Produce a copy of every line in the records that holds the string "Settings".
»»
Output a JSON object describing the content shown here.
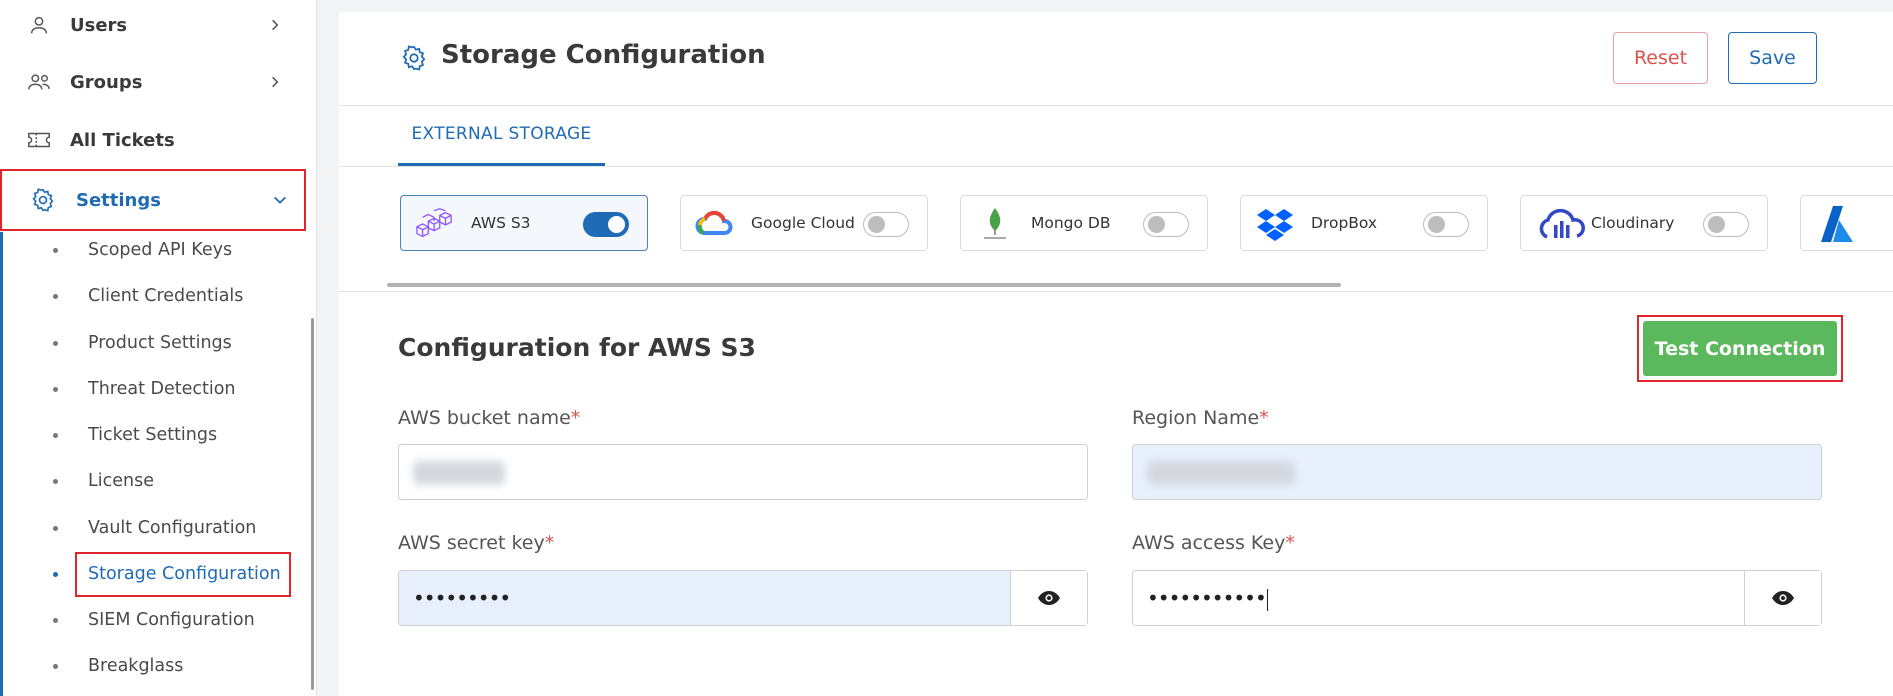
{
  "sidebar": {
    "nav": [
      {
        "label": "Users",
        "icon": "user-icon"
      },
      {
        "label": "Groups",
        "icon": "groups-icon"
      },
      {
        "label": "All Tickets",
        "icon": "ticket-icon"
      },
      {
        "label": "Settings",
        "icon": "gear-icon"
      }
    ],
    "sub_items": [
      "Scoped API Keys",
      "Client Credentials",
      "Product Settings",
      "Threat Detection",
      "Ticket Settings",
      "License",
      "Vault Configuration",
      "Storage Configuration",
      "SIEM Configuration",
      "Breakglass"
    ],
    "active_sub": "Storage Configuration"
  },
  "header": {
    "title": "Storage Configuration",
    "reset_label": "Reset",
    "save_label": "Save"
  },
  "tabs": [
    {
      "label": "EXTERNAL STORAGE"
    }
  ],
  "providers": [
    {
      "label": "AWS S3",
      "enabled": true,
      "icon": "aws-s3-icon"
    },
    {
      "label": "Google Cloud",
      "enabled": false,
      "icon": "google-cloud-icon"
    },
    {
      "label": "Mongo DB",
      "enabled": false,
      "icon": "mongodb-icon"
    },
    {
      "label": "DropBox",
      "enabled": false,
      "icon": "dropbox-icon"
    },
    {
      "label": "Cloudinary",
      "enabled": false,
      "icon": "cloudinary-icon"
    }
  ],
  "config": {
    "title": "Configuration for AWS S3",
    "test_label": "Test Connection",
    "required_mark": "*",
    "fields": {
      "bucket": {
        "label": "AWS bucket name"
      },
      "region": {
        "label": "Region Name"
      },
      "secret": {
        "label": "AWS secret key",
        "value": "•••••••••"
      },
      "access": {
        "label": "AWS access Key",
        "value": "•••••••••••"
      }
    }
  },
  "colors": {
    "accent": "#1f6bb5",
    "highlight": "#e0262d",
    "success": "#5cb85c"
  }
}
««
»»
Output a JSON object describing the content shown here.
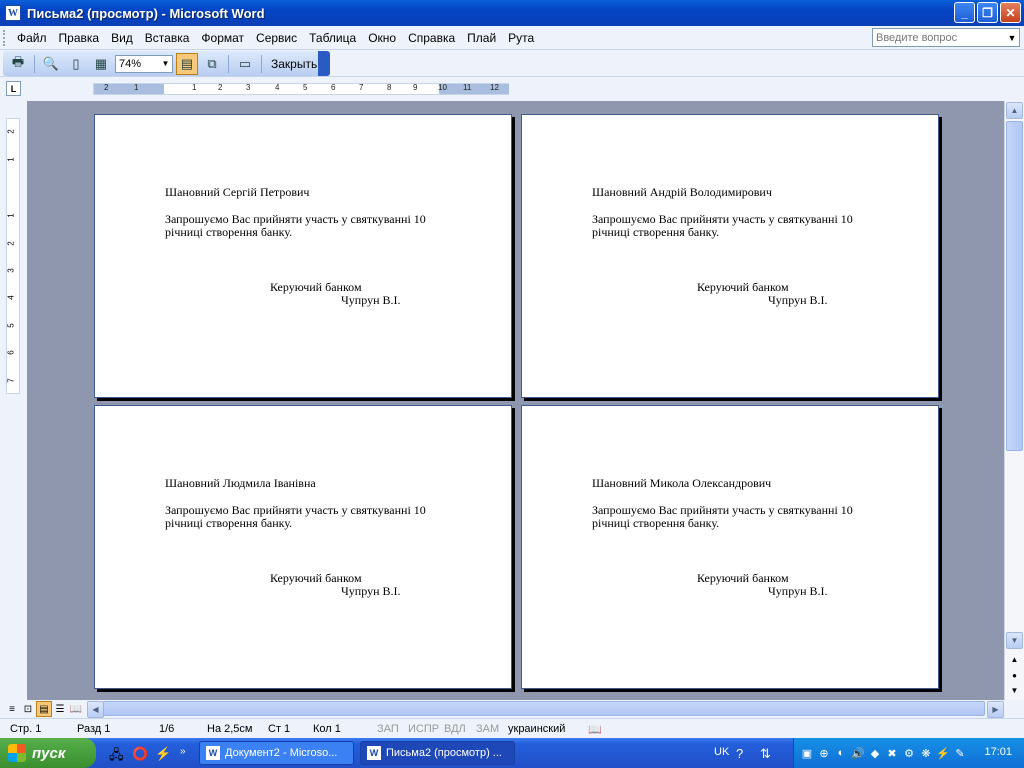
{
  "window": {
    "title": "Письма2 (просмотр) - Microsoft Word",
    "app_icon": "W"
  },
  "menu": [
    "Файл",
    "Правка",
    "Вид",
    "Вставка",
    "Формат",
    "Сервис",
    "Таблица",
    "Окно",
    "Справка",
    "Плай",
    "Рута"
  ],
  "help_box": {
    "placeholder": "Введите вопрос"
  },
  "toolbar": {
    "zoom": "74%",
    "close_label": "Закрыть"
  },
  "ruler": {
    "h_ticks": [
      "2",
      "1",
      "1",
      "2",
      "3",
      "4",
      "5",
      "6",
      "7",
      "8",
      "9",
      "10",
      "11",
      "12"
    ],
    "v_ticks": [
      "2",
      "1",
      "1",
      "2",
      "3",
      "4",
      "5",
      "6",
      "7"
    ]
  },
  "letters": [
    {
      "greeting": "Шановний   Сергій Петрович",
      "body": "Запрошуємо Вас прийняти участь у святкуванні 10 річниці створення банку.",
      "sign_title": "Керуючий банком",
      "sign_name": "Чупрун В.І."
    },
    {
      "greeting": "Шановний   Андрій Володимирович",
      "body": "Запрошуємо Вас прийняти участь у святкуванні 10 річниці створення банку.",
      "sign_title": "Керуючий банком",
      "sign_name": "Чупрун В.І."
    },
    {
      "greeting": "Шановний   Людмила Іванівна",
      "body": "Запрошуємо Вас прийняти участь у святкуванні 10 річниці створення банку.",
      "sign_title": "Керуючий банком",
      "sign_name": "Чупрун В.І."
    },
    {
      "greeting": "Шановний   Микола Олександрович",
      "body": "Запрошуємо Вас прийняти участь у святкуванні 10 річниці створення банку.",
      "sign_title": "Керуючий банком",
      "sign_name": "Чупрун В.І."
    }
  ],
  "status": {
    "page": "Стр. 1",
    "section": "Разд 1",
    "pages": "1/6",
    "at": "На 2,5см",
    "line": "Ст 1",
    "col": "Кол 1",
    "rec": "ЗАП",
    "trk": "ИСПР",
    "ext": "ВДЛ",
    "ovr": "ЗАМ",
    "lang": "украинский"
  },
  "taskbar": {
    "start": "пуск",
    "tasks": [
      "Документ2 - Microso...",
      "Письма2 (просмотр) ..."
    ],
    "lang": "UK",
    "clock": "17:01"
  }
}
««
• _Task response_:
        "label": "Settings",
      "Product Settings",
      "Ticket Settings",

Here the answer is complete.